But there are benefits for staff, too, for example if the store owner has made an error or oversight.

“If you’re busy in the store and agree to give someone a few extra hours, it’s easy to overlook it when you put the wages together at a later date. But if it’s recorded electronically, it’s very quick to look up and confirm if there’s any dispute.”

Of course, nothing comes without a cost, and one of the laws of computing is that you only get good data out if you put good data in to start with. “The first challenge is trying to get all the data on it to start with,” explains Julian. “If you want evidence at the press of a button, you need to have loaded the appropriate documentation beforehand.”

As well as the time commitment, there is a financial outlay, and the Retail Guardian system costs about £1,500 to start with, with an annual licensing fee of about £300 on top.

Other systems are available, too.

Richard Inglis runs three Southern Co-op franchise stores in Hampshire and uses a Parim workforce management system, based in the cloud, to plan staff shifts and make them visible to staff, who clock in and out via their mobile phones or via a tablet in-store.

“Before, we used to have paper rotas and I’d put them onto an Excel spreadsheet, which I would colour code,” he explains. “The amount of times I would get pay queries was ridiculous!
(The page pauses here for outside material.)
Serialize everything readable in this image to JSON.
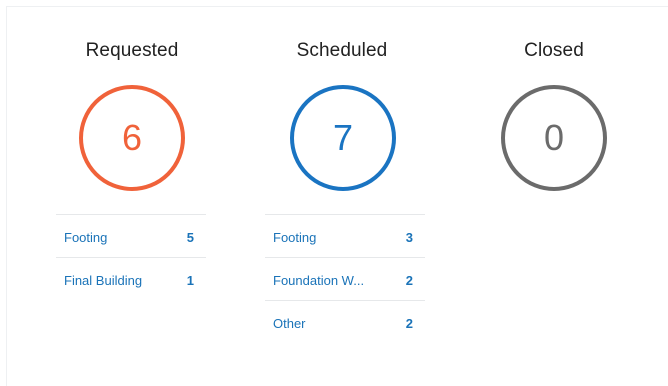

Now, people can just check on the system themselves.”

So impressive is Richard’s system, alongside his other technology-enabled processes, that he won the Best Use of Technology award at this year’s Convenience Retail Awards.

But the last word goes to Dee. “In retail it is easy to be a busy fool, to end up spending lots of time on things when there is a quicker alternative available,” he points out.

“The number of calls, emails and texts I get from the staff when I’m out of the store is way down these days. If there’s an issue, they know it’s all in the system, they don’t need to disturb me.”

For more information, visit Retail Guardian

The end of the pen?

Retail Guardian

Staff at Richard Inglis’ Welcome Frobisher House Southampton store clock in and out via an iPad at the store entrance, or via mobile phone.

The Retail Guardian system uses fingerprint ID recognition so that staff can only log in and out for themselves and take responsibility for their own work. When registering with the system, staff members have their fingerprint scanned; each employee has a password as a back-up.

The fingerprint recognition device can be presented to customers, too, particularly those who are over legal purchasing age, but look younger. The first time the shopper brings in their ID and it is checked as legitimate, the customer’s date of birth can be stored, along with their fingerprint, meaning that they don’t need to bring ID every time as long as they have their finger scanned. All the transactions are logged digitally.


Mobile solutions

Mobile solutions

Do you want to do it all via your phone? Here are some apps that can take some of the strain - and the paper - away from managing staff.


Can handle and organise staff scheduling, timesheets, payroll, and key tasks via a system of spreadsheet templates. You can also tap to recognise and automatically reward top performers.
The app includes a messaging service so employees can communicate with each other, and staff have full visibility of the timesheets so they can highlight when they are free to work, swap shifts and apply for available shifts. A 30-day free trial is available.


This app enables shift planning, and has a function whereby staff can clock in and out via their mobile phones, while the business owner is sent notifications and/or alerts.
The app can run holidays and payroll, either using your own or by connecting to a third party, and will also prepare company statistics and sales comparisons in easy-to-read visual graphic forms to check while on the move.

When I Work

Staff schedules and rotas can be entered and updated in a drag-and-drop template. The messaging network allows the store owner to publish and notify the whole team of the schedule, or just selected members, by text. Employee information includes a field for experience and qualifications, so that you can quickly select the right level of experience for each schedule gap. Also available on a 30-day free trial.